8/20/2017 LA Times
After the opening round of talks to revamp the North American Free Trade Agreement, at least this much is known: The U.S. is pushing for comprehensive changes and racing to meet a tight political calendar.
In a joint statement issued Sunday upon conclusion of the first session, trade officials from the U.S., Canada and Mexico outlined an aggressive schedule for future meetings.
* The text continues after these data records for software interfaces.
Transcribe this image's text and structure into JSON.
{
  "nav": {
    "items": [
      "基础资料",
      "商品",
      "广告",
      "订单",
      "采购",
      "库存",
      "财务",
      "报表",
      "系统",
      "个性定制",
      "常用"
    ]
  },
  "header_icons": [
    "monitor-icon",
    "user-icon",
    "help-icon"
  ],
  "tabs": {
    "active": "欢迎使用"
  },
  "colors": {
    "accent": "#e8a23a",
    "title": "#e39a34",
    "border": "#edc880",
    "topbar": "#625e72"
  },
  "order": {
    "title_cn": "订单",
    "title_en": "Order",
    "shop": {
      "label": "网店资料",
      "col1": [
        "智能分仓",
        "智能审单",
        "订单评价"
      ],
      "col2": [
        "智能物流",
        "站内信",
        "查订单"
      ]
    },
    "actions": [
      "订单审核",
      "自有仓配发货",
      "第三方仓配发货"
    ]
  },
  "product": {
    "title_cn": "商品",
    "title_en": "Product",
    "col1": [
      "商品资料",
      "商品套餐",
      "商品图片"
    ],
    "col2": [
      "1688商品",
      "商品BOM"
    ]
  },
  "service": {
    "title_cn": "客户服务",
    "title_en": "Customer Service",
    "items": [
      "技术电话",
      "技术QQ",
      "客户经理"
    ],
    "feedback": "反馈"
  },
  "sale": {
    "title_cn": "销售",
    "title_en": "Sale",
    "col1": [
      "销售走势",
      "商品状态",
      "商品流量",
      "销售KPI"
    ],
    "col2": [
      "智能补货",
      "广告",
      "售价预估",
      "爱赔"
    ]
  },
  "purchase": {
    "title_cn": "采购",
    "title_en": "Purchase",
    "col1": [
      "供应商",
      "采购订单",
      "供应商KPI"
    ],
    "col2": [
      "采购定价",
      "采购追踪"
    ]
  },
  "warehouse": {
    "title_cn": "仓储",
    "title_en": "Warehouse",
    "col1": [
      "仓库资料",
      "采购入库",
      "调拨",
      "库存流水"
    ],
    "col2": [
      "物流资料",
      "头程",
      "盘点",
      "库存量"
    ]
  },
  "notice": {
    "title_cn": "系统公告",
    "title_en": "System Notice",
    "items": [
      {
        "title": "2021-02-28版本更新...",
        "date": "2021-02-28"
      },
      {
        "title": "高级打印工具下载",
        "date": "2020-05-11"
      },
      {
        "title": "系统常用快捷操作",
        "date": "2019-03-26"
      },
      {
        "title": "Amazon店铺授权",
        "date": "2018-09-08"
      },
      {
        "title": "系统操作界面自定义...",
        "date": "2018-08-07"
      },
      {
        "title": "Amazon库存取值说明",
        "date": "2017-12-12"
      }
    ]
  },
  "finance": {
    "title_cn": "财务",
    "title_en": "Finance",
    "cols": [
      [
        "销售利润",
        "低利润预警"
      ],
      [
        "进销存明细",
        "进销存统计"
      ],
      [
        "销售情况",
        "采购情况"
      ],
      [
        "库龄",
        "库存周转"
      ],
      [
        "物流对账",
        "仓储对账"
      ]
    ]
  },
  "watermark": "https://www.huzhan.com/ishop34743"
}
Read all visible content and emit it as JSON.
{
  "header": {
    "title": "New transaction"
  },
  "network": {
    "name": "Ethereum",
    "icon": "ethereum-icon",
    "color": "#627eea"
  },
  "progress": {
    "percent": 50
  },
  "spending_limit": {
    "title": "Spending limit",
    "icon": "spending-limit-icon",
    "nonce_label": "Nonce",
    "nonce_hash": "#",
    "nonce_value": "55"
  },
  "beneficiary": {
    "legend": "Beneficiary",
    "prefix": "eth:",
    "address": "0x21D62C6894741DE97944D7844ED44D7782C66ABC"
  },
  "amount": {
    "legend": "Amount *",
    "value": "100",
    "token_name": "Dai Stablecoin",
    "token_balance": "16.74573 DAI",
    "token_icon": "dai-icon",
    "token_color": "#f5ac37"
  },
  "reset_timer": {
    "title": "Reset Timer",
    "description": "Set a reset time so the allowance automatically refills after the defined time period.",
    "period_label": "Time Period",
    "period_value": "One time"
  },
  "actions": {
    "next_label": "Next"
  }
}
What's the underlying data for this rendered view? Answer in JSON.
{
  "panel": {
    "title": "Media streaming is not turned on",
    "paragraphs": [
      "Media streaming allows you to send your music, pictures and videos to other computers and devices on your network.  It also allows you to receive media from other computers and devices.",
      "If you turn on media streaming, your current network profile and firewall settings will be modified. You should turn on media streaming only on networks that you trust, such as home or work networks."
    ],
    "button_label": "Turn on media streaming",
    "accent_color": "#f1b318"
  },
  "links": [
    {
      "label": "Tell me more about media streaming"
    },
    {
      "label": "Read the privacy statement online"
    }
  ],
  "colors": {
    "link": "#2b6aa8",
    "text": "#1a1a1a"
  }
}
They will reconvene Sept. 1-5 in Mexico and then later that month in Canada, to be followed by another round in Washington in October.
The accelerated pace is aimed at wrapping up talks by the end of the year, or early 2018 at the latest, to avoid political complications in Mexico’s presidential vote in the summer and the U.S. midterm elections later in the fall.
But it is far from clear how realistic that timetable is, given the ambitious plans outlined by the Trump administration to rewrite major sections of the 23-year-old pact, including the United States’ much-opposed focus on reducing the country’s trade deficit and strengthening its hand in enforcement.